Aside from the competition for EUV light sources and systems, ASML also faces challenges from e-beam lithography from startups IMS Nanofabrication, Mapper Lithography, and Multibeam. E-beam throughput is not yet high enough to be a serious threat to EUV. Another form of competition is nanoimprint lithography. These all still need development time to replace EUV, but if EUV’s development does not mature soon enough, the situation can be quite dangerous for EUV and ASML. EUV has been very expensive to develop. ASML has spent the same amount on the development of EUV as it has on the creation of the previous two generations of lithography technologies. It has been spending close to 600 million euros per year on research and development, and its main priority has been EUV. ASML is also expecting to spend 50 percent more on research and development for the next five years. If it cannot produce an EUV scanner earlier than competitors or before competing technologies get a stronghold, ASML’s acquisition of Cymer could be considered a failure.

Best-Case Scenario

One piece of good news is that EUV has more industry support than other next-generation lithography candidates. E-beam and maskless technologies have seen more delays and challenges than EUV. EUV also faces another dilemma – the potential end of Moore’s Law or “Moorepocalypse,” especially for complementary metal oxide semiconductor (CMOS) devices. Many believe the beginning of the end is here. It is common to see headlines such as “Moore’s law savior EUV faces uncertain future.”18 In another sign, chip maker AMD is taking longer than expected to get from a 28-nanometer chip to a 20-nanometer one. This could lead to the end of Moore’s Law and ASML could have additional time to deliver EUV. If no alternative can be found, the industry could wait for ASML and its EUV scanners.

On a larger scale, advancements in semiconductor manufacturing have brought astounding improvements to everyday life such as cars that park themselves, prosthetic hands that function like real ones, laptops that last more than a day with a single charge to the batteries, embedded computing devices in glasses and watches, and flying robots that are only the size of a penny. If Moore’s Law holds, there could be a slew of daring new creations that challenge the imagination. With EUV as the frontrunner to keep Moore’s Law alive, ASML has a burden on its shoulders to meet key milestones. The success of EUV could mean not only continued historical progress for the semiconductor industry but also a sustained innovation trajectory for the global economy.

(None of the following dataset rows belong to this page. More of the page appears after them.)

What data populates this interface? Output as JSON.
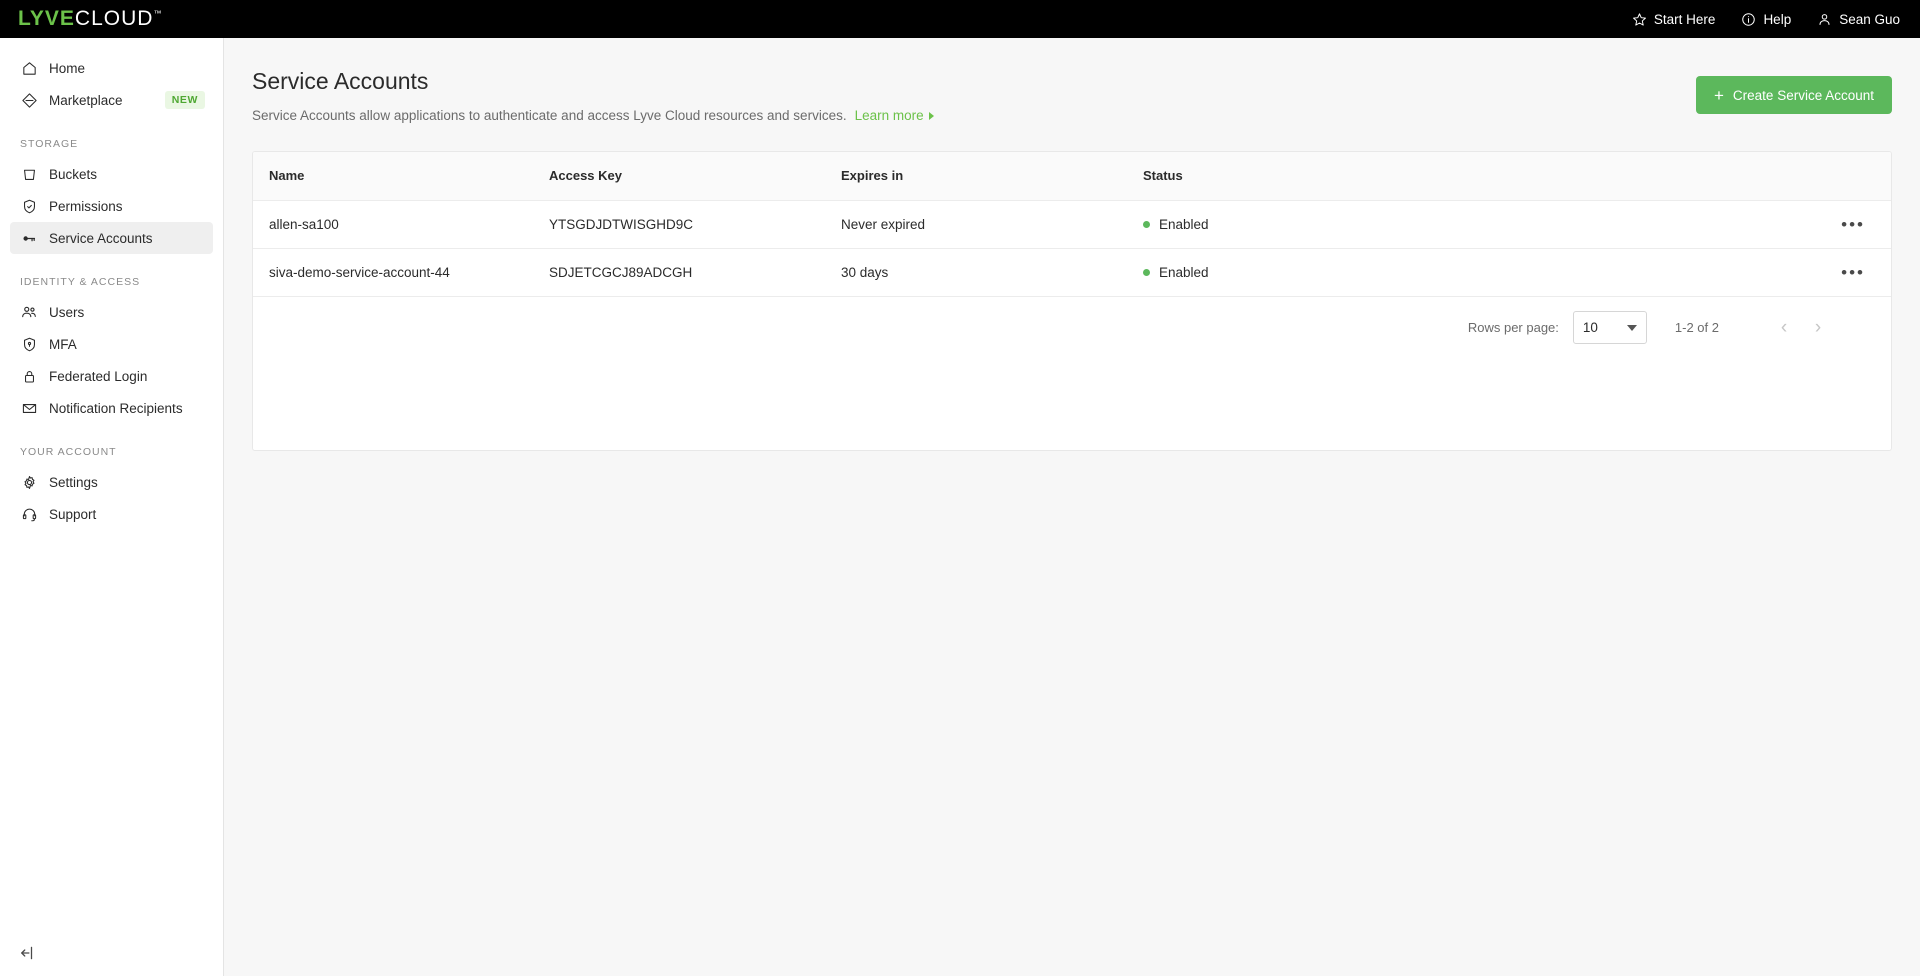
{
  "topbar": {
    "logo": {
      "primary": "LYVE",
      "secondary": "CLOUD",
      "tm": "™"
    },
    "nav": [
      {
        "icon": "star-icon",
        "label": "Start Here"
      },
      {
        "icon": "info-circle-icon",
        "label": "Help"
      },
      {
        "icon": "user-icon",
        "label": "Sean Guo"
      }
    ]
  },
  "sidebar": {
    "items": [
      {
        "label": "Home",
        "icon": "home-icon",
        "active": false
      },
      {
        "label": "Marketplace",
        "icon": "diamond-icon",
        "active": false,
        "badge": "NEW"
      }
    ],
    "sections": [
      {
        "title": "STORAGE",
        "items": [
          {
            "label": "Buckets",
            "icon": "bucket-icon",
            "active": false
          },
          {
            "label": "Permissions",
            "icon": "shield-check-icon",
            "active": false
          },
          {
            "label": "Service Accounts",
            "icon": "key-icon",
            "active": true
          }
        ]
      },
      {
        "title": "IDENTITY & ACCESS",
        "items": [
          {
            "label": "Users",
            "icon": "users-icon",
            "active": false
          },
          {
            "label": "MFA",
            "icon": "shield-icon",
            "active": false
          },
          {
            "label": "Federated Login",
            "icon": "lock-icon",
            "active": false
          },
          {
            "label": "Notification Recipients",
            "icon": "envelope-icon",
            "active": false
          }
        ]
      },
      {
        "title": "YOUR ACCOUNT",
        "items": [
          {
            "label": "Settings",
            "icon": "gear-icon",
            "active": false
          },
          {
            "label": "Support",
            "icon": "headset-icon",
            "active": false
          }
        ]
      }
    ],
    "collapse_icon": "collapse-sidebar-icon"
  },
  "page": {
    "title": "Service Accounts",
    "subtitle": "Service Accounts allow applications to authenticate and access Lyve Cloud resources and services.",
    "learn_more": "Learn more",
    "create_button": "Create Service Account",
    "create_button_icon": "plus-icon"
  },
  "table": {
    "columns": [
      "Name",
      "Access Key",
      "Expires in",
      "Status"
    ],
    "rows": [
      {
        "name": "allen-sa100",
        "access_key": "YTSGDJDTWISGHD9C",
        "expires_in": "Never expired",
        "status": "Enabled",
        "actions_icon": "ellipsis-icon"
      },
      {
        "name": "siva-demo-service-account-44",
        "access_key": "SDJETCGCJ89ADCGH",
        "expires_in": "30 days",
        "status": "Enabled",
        "actions_icon": "ellipsis-icon"
      }
    ]
  },
  "pagination": {
    "rows_per_page_label": "Rows per page:",
    "rows_per_page_value": "10",
    "range": "1-2 of 2",
    "prev_icon": "chevron-left-icon",
    "next_icon": "chevron-right-icon",
    "prev_glyph": "‹",
    "next_glyph": "›"
  },
  "colors": {
    "brand_green": "#6cc24a",
    "button_green": "#5cb85c",
    "status_green": "#5cb85c",
    "topbar_black": "#000000",
    "page_bg": "#f7f7f7"
  }
}
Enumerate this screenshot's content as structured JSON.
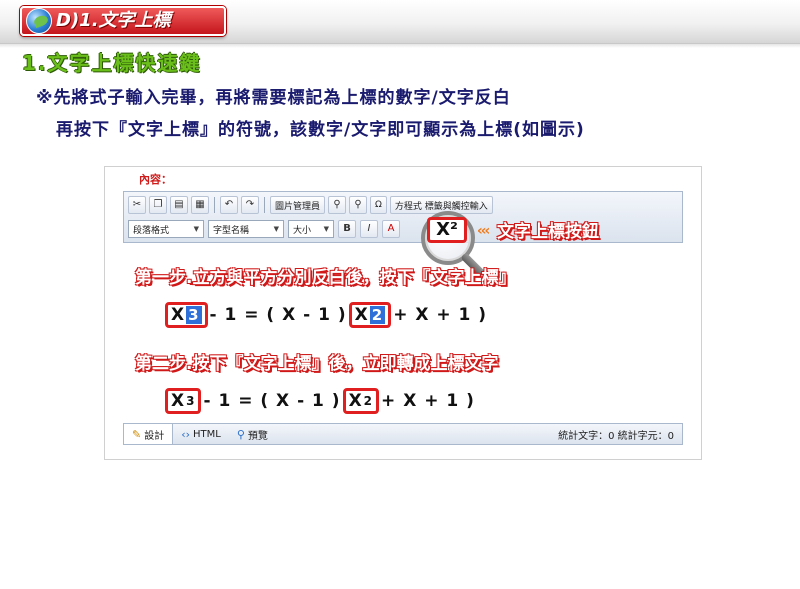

Aung Kyaw Myo (Rady MBA, 2013) has worked in product development in software and consumer electronics. His post-MBA focus is technology, operations, and entrepreneurship, and his goal is to build businesses with a positive social impact.

Prarthana Srikanth (Rady MBA, 2013) is a life sciences and health care professional. She developed an interest in the high-technology industry after coming to the Rady School of Management. She is an avid follower of tech trends that will shape the life sciences industry